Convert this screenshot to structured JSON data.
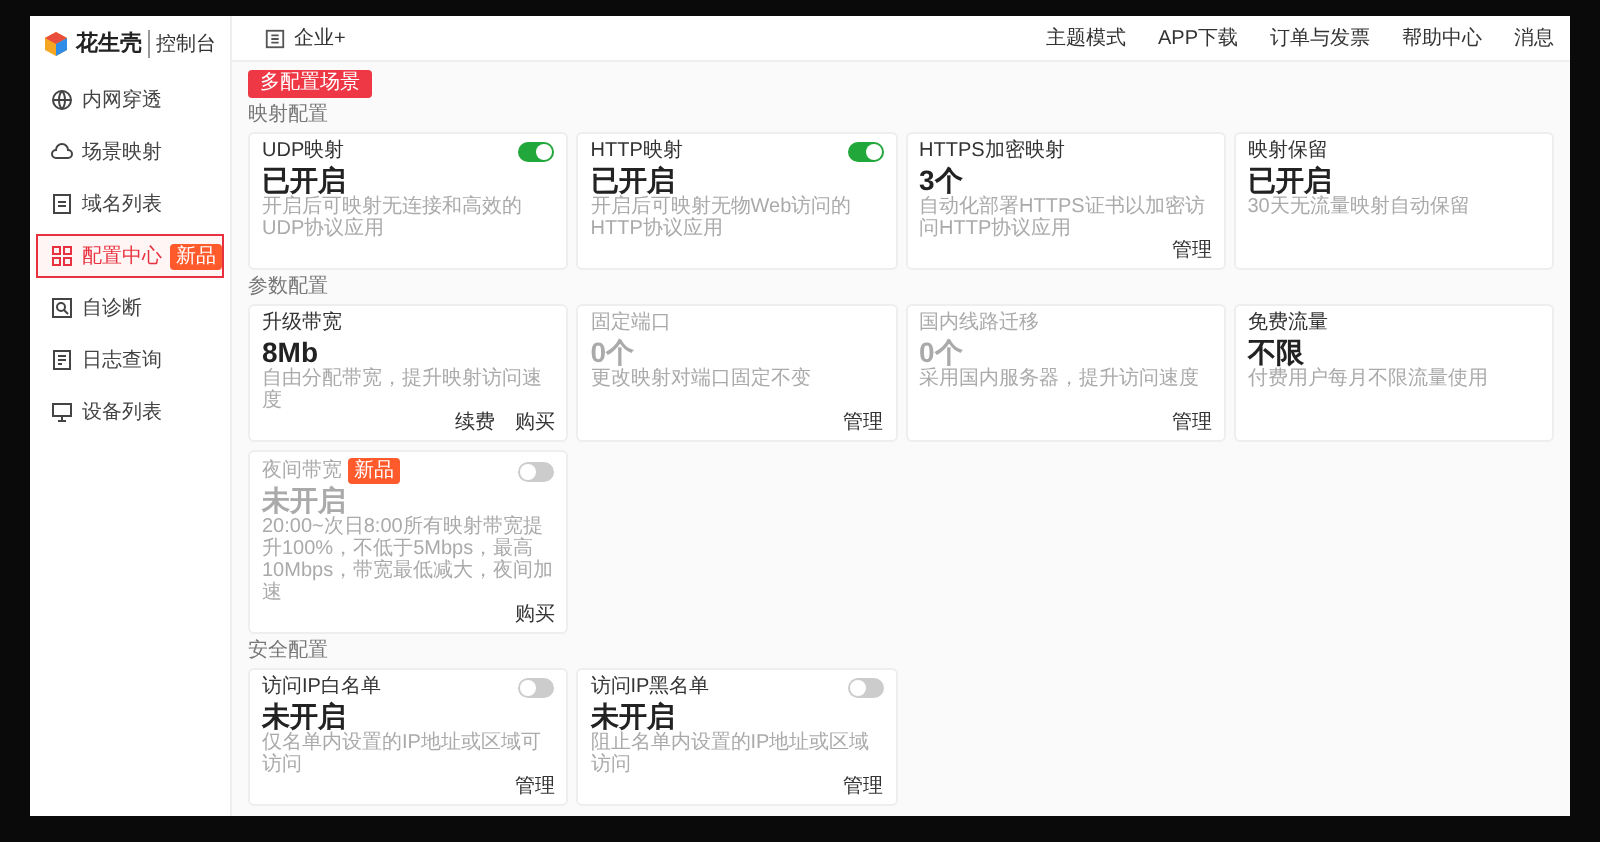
{
  "logo": {
    "brand": "花生壳",
    "product": "控制台"
  },
  "sidebar": {
    "items": [
      {
        "label": "内网穿透",
        "selected": false
      },
      {
        "label": "场景映射",
        "selected": false
      },
      {
        "label": "域名列表",
        "selected": false
      },
      {
        "label": "配置中心",
        "selected": true,
        "badge": "新品"
      },
      {
        "label": "自诊断",
        "selected": false
      },
      {
        "label": "日志查询",
        "selected": false
      },
      {
        "label": "设备列表",
        "selected": false
      }
    ]
  },
  "topbar": {
    "plan": "企业+",
    "links": [
      "主题模式",
      "APP下载",
      "订单与发票",
      "帮助中心",
      "消息"
    ]
  },
  "primary_button": "多配置场景",
  "sections": [
    {
      "title": "映射配置",
      "cards": [
        {
          "title": "UDP映射",
          "toggle": {
            "on": true
          },
          "value": "已开启",
          "desc": "开启后可映射无连接和高效的UDP协议应用",
          "disabled": false
        },
        {
          "title": "HTTP映射",
          "toggle": {
            "on": true
          },
          "value": "已开启",
          "desc": "开启后可映射无物Web访问的HTTP协议应用",
          "disabled": false
        },
        {
          "title": "HTTPS加密映射",
          "value": "3个",
          "desc": "自动化部署HTTPS证书以加密访问HTTP协议应用",
          "actions": [
            "管理"
          ],
          "disabled": false
        },
        {
          "title": "映射保留",
          "value": "已开启",
          "desc": "30天无流量映射自动保留",
          "disabled": false
        }
      ]
    },
    {
      "title": "参数配置",
      "cards": [
        {
          "title": "升级带宽",
          "value": "8Mb",
          "desc": "自由分配带宽，提升映射访问速度",
          "actions": [
            "续费",
            "购买"
          ],
          "disabled": false
        },
        {
          "title": "固定端口",
          "value": "0个",
          "desc": "更改映射对端口固定不变",
          "actions": [
            "管理"
          ],
          "disabled": true
        },
        {
          "title": "国内线路迁移",
          "value": "0个",
          "desc": "采用国内服务器，提升访问速度",
          "actions": [
            "管理"
          ],
          "disabled": true
        },
        {
          "title": "免费流量",
          "value": "不限",
          "desc": "付费用户每月不限流量使用",
          "disabled": false
        },
        {
          "title": "夜间带宽",
          "badge": "新品",
          "toggle": {
            "on": false
          },
          "value": "未开启",
          "desc": "20:00~次日8:00所有映射带宽提升100%，不低于5Mbps，最高10Mbps，带宽最低减大，夜间加速",
          "actions": [
            "购买"
          ],
          "disabled": true
        }
      ]
    },
    {
      "title": "安全配置",
      "cards": [
        {
          "title": "访问IP白名单",
          "toggle": {
            "on": false
          },
          "value": "未开启",
          "desc": "仅名单内设置的IP地址或区域可访问",
          "actions": [
            "管理"
          ],
          "disabled": false
        },
        {
          "title": "访问IP黑名单",
          "toggle": {
            "on": false
          },
          "value": "未开启",
          "desc": "阻止名单内设置的IP地址或区域访问",
          "actions": [
            "管理"
          ],
          "disabled": false
        }
      ]
    }
  ]
}
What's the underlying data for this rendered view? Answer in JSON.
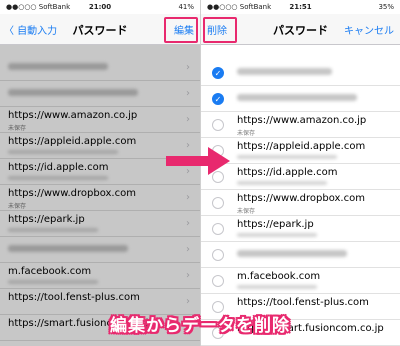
{
  "left": {
    "status": {
      "carrier": "●●○○○ SoftBank",
      "time": "21:00",
      "battery": "41%"
    },
    "nav": {
      "back": "〈 自動入力",
      "title": "パスワード",
      "edit": "編集"
    },
    "rows": [
      {
        "main": "https://www.amazon.co.jp",
        "sub": "未保存"
      },
      {
        "main": "https://appleid.apple.com",
        "sub": ""
      },
      {
        "main": "https://id.apple.com",
        "sub": ""
      },
      {
        "main": "https://www.dropbox.com",
        "sub": "未保存"
      },
      {
        "main": "https://epark.jp",
        "sub": ""
      },
      {
        "main": "m.facebook.com",
        "sub": ""
      },
      {
        "main": "https://tool.fenst-plus.com",
        "sub": ""
      },
      {
        "main": "https://smart.fusioncom.co.jp",
        "sub": ""
      }
    ]
  },
  "right": {
    "status": {
      "carrier": "●●○○○ SoftBank",
      "time": "21:51",
      "battery": "35%"
    },
    "nav": {
      "delete": "削除",
      "title": "パスワード",
      "cancel": "キャンセル"
    },
    "rows": [
      {
        "main": "https://www.amazon.co.jp",
        "sub": "未保存"
      },
      {
        "main": "https://appleid.apple.com",
        "sub": ""
      },
      {
        "main": "https://id.apple.com",
        "sub": ""
      },
      {
        "main": "https://www.dropbox.com",
        "sub": "未保存"
      },
      {
        "main": "https://epark.jp",
        "sub": ""
      },
      {
        "main": "m.facebook.com",
        "sub": ""
      },
      {
        "main": "https://tool.fenst-plus.com",
        "sub": ""
      },
      {
        "main": "https://smart.fusioncom.co.jp",
        "sub": ""
      }
    ]
  },
  "caption": "編集からデータを削除",
  "colors": {
    "accent": "#e8296e",
    "ios_blue": "#1a7cf2"
  }
}
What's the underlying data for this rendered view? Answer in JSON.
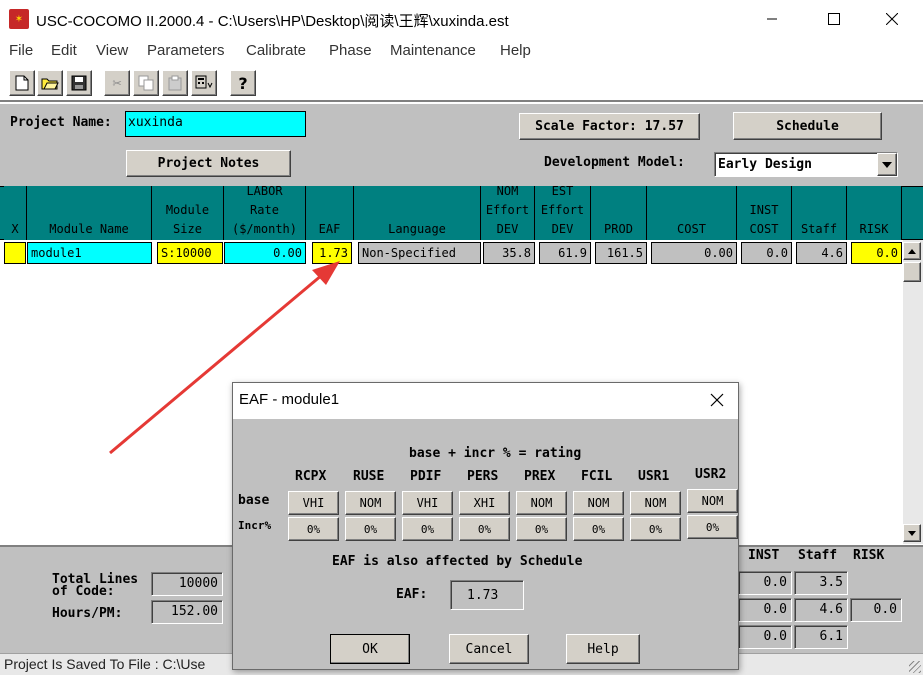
{
  "window": {
    "title": "USC-COCOMO II.2000.4 - C:\\Users\\HP\\Desktop\\阅读\\王辉\\xuxinda.est"
  },
  "menu": [
    "File",
    "Edit",
    "View",
    "Parameters",
    "Calibrate",
    "Phase",
    "Maintenance",
    "Help"
  ],
  "toolbar": [
    "new-file-icon",
    "open-folder-icon",
    "save-disk-icon",
    "cut-icon",
    "copy-icon",
    "paste-icon",
    "calculator-icon",
    "help-question-icon"
  ],
  "project": {
    "name_label": "Project Name:",
    "name_value": "xuxinda",
    "scale_factor_label": "Scale Factor: 17.57",
    "schedule_label": "Schedule",
    "notes_label": "Project Notes",
    "dev_model_label": "Development Model:",
    "dev_model_value": "Early Design"
  },
  "table": {
    "headers": [
      "X",
      "Module Name",
      "Module\nSize",
      "LABOR\nRate\n($/month)",
      "EAF",
      "Language",
      "NOM\nEffort\nDEV",
      "EST\nEffort\nDEV",
      "PROD",
      "COST",
      "INST\nCOST",
      "Staff",
      "RISK"
    ],
    "row": {
      "x": "",
      "name": "module1",
      "size": "S:10000",
      "labor": "0.00",
      "eaf": "1.73",
      "language": "Non-Specified",
      "nom": "35.8",
      "est": "61.9",
      "prod": "161.5",
      "cost": "0.00",
      "inst": "0.0",
      "staff": "4.6",
      "risk": "0.0"
    }
  },
  "bottom": {
    "total_lines_label": "Total Lines\nof Code:",
    "total_lines_value": "10000",
    "hours_label": "Hours/PM:",
    "hours_value": "152.00",
    "col_headers": [
      "INST",
      "Staff",
      "RISK"
    ],
    "rows": [
      {
        "inst": "0.0",
        "staff": "3.5",
        "risk": ""
      },
      {
        "inst": "0.0",
        "staff": "4.6",
        "risk": "0.0"
      },
      {
        "inst": "0.0",
        "staff": "6.1",
        "risk": ""
      }
    ]
  },
  "status": {
    "text": "Project Is Saved To File : C:\\Use"
  },
  "dialog": {
    "title": "EAF - module1",
    "subtitle": "base + incr % = rating",
    "drivers": [
      "RCPX",
      "RUSE",
      "PDIF",
      "PERS",
      "PREX",
      "FCIL",
      "USR1",
      "USR2"
    ],
    "base_label": "base",
    "incr_label": "Incr%",
    "base_values": [
      "VHI",
      "NOM",
      "VHI",
      "XHI",
      "NOM",
      "NOM",
      "NOM",
      "NOM"
    ],
    "incr_values": [
      "0%",
      "0%",
      "0%",
      "0%",
      "0%",
      "0%",
      "0%",
      "0%"
    ],
    "note": "EAF is also affected by Schedule",
    "eaf_label": "EAF:",
    "eaf_value": "1.73",
    "ok_label": "OK",
    "cancel_label": "Cancel",
    "help_label": "Help"
  },
  "colors": {
    "teal": "#008080",
    "cyan": "#00ffff",
    "yellow": "#ffff00",
    "gray": "#c0c0c0",
    "arrow": "#e53935"
  }
}
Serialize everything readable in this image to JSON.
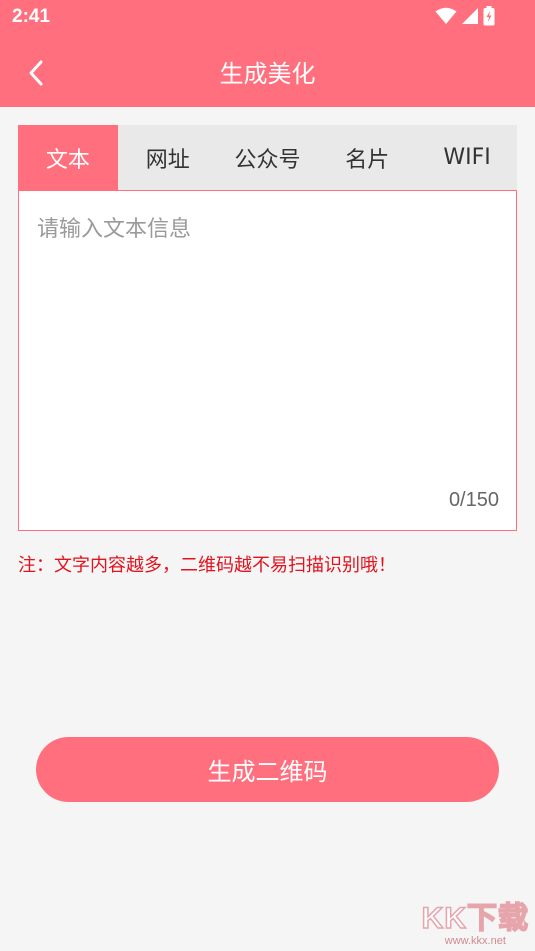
{
  "status_bar": {
    "time": "2:41",
    "icons": [
      "wifi-icon",
      "signal-icon",
      "battery-icon"
    ]
  },
  "header": {
    "back_icon": "chevron-left-icon",
    "title": "生成美化"
  },
  "tabs": [
    {
      "label": "文本",
      "active": true
    },
    {
      "label": "网址",
      "active": false
    },
    {
      "label": "公众号",
      "active": false
    },
    {
      "label": "名片",
      "active": false
    },
    {
      "label": "WIFI",
      "active": false
    }
  ],
  "text_input": {
    "value": "",
    "placeholder": "请输入文本信息",
    "counter": "0/150"
  },
  "note": "注：文字内容越多，二维码越不易扫描识别哦！",
  "generate_button": "生成二维码",
  "watermark": {
    "logo": "KK下载",
    "url": "www.kkx.net"
  },
  "colors": {
    "accent": "#ff6f7d",
    "warning_text": "#e0131e",
    "background": "#f5f5f5"
  }
}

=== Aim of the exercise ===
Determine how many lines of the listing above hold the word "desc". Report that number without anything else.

=== Response to the exercise ===
11